WinSCP Session Password Decryption - Part 2

Posted on 20 February 2015 in Blog • Tagged with security, reverse-engineering, cryptography

After this old article got some more attention recently, I decided to give this subject another shot.

The old C++ code was messy and the result of copying together the right WinSCP source code to create a deobfuscator.
This time I decided to implement the same script in Python, adding the feature to read the newest values from this machine’s registry, because I am pretty sure that this is the most common use case.

Here it goes:

The usage is much easier this time:

usage: [-h] [--hostname HOSTNAME] [--username USERNAME]
                          [--hash HASH]

Deobfuscate WinSCP password, using info either from registry (if no arguments
are given) or from the command line.

optional arguments:
  -h, --help           show this help message and exit
  --hostname HOSTNAME  HostName
  --username USERNAME  UserName
  --hash HASH          Password

Again: I hope that this will help someone, have fun!

(Fun fact for those of you who are using FileZilla: FileZilla stores the plain-text password in %APPDATA%/FileZilla/sitemanager.xml)

Reversing the WinSCP session password encryption

Posted on 23 December 2012 in Blog • Tagged with security, reverse-engineering, cryptography

Edit: this article has been superseeded by a newer version, implemented in Phython: WinSCP session password decryption - Part 2

So today I decided to access my web hosting account via scp from my Linux partition. But of course, I had forgotten my password! So I used the “Offline NT Password & Registry Editor” to extract the necessary settings (from Windows 7 partition):

Open the file


and inside regedit navigate (via “cd”) to

\Software\Martin Prikryl\WinSCP 2\Sessions\<SessionName>

From this key, you need the values “Password” (only possible if saved, very long string), “Host” and “UserName”.

Finally I reverse engineered the WinSCP source code, which was especially hard because it origins in Delphi, where all strings and arrays are 1-based. My final decrypter code:

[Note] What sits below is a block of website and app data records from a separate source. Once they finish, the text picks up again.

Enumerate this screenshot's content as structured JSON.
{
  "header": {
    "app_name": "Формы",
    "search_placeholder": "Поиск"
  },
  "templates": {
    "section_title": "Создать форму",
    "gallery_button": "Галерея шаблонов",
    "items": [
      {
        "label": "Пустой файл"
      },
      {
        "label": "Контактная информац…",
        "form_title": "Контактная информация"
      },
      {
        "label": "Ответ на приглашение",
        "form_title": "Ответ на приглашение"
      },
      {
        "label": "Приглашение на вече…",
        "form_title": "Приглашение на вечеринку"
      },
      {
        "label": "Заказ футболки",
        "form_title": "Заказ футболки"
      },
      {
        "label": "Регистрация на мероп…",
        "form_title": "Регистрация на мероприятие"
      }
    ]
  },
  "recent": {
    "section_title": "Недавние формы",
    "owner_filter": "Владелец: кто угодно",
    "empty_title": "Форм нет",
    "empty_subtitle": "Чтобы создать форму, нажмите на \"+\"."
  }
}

Usage (using the values from the registry key):

./decrypter HostName UserName Password

I hope that this will save someone elses time, too!